Dairy UK says Groceries Code Adjudicator should extend to foodservice, small retailers and wholesalers

By Jim Cornall

- Last updated on GMT

Dairy UK's chief executive, Dr Judith Bryans, says extending the remit of the GCA will benefit the dairy sector. Pic: ©iStock/bugphai
Dairy UK's chief executive, Dr Judith Bryans, says extending the remit of the GCA will benefit the dairy sector. Pic: ©iStock/bugphai

Related tags Supermarket

The performance of the Groceries Code Adjudicator (GCA) in the UK will be examined in a statutory review launched by Business Minister Margot James.

The GCA is the UK’s first independent adjudicator to oversee the relationship between supermarkets and their suppliers. It ensures that large supermarkets treat their direct suppliers lawfully and fairly, investigates complaints and arbitrates in disputes.

The Groceries Code covers the 10 largest UK supermarkets.

A recent YouGov survey showed an 8% fall in code-related issues reported by supermarket suppliers from 2015, and a 17% decrease compared to 2014.

Alongside the statutory review, government will also launch a call for evidence​ to explore the case for extending the remit of the GCA to include indirect suppliers to supermarkets.

Dairy UK response

In response to the consultation, Dr Judith Bryans, chief executive of Dairy UK said that with limited resources, the GCA, Christine Tacon, has shown herself to be effective in improving commercial relationships between suppliers and retailers.

“The clearest and most immediate benefit to the dairy sector will come from extending the remit of the adjudicator to large food service companies and to smaller retailers and wholesalers,”​ Bryans said.

“These outlets constitute an important and growing part of the market for dairy. They need to be brought under the scope of the Grocery Supply Code of Practice.”

Brexit means challenges

Responding to suggestions that the adjudicator should oversee the dairy industry voluntary Code of Practice, Bryans added, “Brexit means the dairy industry will operate in a new and challenging environment.

“If we are to successfully face these new challenges, contractual relations between farmers and purchasers will need to engender trust and collaboration whilst giving the industry the flexibility to respond to a dynamic and volatile market place.

“Without this flexibility, the industry will not be able to attract the investment necessary to fulfil its potential.”

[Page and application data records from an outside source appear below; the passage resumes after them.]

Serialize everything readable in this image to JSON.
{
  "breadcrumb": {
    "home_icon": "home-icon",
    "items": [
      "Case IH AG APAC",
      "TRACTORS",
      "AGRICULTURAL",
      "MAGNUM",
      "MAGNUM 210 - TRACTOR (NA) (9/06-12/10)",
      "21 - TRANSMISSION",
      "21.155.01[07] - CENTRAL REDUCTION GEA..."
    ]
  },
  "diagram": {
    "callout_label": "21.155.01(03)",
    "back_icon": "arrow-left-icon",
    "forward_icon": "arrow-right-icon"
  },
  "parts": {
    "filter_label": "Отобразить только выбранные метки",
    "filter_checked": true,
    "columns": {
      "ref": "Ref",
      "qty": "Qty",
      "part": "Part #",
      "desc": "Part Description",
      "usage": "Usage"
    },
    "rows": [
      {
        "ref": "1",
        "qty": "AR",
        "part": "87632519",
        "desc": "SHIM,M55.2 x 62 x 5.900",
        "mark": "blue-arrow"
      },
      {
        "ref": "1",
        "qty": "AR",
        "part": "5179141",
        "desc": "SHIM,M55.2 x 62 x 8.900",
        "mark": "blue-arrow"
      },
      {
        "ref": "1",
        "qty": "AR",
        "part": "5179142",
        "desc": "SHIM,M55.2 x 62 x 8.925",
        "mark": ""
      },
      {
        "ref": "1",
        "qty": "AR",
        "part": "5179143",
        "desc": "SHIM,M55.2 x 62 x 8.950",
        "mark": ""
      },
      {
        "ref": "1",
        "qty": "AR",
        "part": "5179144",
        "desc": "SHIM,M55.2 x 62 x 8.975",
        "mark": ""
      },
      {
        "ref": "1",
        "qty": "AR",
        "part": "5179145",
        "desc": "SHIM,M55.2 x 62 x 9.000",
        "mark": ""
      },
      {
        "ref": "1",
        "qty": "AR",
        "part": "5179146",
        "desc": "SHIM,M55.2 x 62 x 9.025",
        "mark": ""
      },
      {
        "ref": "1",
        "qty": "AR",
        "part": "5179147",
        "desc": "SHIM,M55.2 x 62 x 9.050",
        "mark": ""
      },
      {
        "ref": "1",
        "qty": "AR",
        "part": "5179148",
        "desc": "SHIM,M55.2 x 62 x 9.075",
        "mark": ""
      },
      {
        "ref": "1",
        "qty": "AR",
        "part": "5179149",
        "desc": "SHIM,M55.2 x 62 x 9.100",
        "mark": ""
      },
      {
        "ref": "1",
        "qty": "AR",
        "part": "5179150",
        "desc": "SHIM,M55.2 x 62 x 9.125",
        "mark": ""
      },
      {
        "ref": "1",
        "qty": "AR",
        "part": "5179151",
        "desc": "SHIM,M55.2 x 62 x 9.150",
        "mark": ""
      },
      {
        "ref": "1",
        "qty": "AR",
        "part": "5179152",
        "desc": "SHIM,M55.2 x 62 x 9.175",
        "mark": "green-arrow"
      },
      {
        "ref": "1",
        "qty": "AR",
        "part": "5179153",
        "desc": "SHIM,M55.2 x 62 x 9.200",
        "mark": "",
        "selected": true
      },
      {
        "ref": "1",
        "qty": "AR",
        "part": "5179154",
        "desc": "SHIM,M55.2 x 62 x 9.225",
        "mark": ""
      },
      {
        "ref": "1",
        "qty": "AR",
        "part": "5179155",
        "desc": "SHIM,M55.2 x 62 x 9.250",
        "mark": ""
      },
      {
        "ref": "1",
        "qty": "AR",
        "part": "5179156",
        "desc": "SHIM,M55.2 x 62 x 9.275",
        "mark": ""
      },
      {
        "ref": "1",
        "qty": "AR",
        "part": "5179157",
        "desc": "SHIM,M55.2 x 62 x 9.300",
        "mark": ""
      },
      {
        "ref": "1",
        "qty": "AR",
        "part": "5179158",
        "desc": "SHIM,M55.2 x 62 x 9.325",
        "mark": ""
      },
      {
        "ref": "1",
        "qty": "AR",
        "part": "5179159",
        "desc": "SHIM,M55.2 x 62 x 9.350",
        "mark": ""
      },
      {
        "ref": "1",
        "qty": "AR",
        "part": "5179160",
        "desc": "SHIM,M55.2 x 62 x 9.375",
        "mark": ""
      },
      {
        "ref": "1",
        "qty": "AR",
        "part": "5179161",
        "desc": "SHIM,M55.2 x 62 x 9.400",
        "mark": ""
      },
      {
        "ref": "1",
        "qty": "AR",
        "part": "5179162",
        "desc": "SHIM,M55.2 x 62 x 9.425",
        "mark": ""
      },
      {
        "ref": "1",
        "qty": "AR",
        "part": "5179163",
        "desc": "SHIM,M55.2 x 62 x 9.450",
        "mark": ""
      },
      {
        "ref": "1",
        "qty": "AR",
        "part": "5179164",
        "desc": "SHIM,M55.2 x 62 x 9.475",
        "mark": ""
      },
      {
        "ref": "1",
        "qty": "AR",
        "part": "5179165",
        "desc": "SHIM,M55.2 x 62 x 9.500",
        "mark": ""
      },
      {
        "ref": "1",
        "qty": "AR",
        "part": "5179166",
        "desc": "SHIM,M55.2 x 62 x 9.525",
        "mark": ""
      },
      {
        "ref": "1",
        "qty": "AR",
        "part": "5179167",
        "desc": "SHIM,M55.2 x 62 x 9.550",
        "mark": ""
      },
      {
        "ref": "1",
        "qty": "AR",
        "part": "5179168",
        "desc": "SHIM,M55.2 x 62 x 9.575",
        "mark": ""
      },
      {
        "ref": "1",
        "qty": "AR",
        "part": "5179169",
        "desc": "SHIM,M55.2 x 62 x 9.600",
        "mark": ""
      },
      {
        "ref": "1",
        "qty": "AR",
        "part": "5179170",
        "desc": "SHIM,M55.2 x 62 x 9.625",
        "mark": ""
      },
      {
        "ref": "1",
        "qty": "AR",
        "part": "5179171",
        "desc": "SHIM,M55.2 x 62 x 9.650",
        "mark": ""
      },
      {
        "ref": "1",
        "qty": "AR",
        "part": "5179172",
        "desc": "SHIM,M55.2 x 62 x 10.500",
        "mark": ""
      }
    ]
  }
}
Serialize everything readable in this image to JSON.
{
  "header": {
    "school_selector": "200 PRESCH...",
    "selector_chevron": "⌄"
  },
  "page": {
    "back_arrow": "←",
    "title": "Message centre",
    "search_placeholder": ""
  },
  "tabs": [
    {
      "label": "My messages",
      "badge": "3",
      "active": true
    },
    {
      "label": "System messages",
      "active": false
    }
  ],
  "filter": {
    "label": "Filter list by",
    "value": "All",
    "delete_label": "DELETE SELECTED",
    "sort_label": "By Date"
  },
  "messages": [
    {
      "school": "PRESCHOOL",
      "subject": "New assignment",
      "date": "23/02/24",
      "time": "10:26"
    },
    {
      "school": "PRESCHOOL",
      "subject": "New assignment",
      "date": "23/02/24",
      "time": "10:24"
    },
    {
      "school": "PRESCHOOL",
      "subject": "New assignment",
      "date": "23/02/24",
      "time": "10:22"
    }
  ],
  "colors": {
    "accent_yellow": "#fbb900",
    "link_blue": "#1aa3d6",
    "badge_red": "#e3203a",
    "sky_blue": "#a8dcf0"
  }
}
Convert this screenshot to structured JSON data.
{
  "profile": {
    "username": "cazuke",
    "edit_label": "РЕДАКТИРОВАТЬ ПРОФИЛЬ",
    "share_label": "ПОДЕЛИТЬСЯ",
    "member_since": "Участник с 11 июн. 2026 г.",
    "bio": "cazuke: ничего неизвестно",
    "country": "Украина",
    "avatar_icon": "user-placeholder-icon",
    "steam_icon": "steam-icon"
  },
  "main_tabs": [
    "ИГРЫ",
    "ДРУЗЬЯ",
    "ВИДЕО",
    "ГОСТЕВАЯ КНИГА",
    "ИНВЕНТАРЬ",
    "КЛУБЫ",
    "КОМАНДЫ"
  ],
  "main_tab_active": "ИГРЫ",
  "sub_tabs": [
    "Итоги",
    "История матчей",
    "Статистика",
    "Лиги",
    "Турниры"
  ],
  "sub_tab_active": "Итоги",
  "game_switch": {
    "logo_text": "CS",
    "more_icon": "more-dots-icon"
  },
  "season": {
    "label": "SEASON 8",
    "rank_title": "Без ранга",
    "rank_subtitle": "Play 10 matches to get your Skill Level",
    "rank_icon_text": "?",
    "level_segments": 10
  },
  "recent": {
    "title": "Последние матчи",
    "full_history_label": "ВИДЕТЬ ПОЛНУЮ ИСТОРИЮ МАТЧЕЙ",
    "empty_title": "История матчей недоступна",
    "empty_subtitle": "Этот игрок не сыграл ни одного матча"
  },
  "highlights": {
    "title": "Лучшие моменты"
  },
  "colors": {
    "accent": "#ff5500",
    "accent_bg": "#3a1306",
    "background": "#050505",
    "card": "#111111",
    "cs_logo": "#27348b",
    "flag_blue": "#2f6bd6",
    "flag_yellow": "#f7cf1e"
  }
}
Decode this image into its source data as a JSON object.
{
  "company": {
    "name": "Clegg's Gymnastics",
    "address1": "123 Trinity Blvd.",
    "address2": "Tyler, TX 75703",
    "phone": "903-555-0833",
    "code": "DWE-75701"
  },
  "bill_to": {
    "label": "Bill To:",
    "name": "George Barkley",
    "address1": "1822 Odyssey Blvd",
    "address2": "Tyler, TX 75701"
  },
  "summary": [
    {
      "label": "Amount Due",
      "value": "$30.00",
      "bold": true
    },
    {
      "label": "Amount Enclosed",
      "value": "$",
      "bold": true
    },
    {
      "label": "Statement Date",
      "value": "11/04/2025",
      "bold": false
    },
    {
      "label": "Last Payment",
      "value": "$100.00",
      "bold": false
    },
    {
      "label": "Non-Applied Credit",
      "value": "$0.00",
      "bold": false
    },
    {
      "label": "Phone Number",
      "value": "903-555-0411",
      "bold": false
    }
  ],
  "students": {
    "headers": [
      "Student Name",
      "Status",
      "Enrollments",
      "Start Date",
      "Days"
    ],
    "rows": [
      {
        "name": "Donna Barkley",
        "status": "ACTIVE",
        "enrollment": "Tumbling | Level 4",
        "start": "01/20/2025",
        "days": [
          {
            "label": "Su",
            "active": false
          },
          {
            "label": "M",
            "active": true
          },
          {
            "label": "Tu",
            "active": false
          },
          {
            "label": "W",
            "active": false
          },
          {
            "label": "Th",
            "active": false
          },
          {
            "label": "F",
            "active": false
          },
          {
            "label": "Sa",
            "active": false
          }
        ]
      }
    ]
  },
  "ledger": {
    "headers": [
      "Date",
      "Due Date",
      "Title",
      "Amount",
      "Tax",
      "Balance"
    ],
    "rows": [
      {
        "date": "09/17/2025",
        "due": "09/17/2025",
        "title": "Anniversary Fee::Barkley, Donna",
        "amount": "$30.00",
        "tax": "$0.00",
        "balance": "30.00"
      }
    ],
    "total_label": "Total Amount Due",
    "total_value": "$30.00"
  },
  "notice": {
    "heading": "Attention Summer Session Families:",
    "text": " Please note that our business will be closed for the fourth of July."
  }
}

Dairy to retain control

Bryans added that the Code was developed under different circumstances and needs to be adapted to the changing market situation, and that this is a debate that should be kept within the control of the dairy sector.

“Regulating agricultural supply contracts would effectively require the adjudicator to oversee the commercial relationships between tens of thousands of businesses,”​ Bryans said.

“This would significantly increase bureaucracy and abandon the idea of a market driven sector.

“If our industry is to prosper, we must work together to take on the challenges and opportunities of a global market place and develop our own solutions. Regulation of contracts would detract from this necessity.”

Related news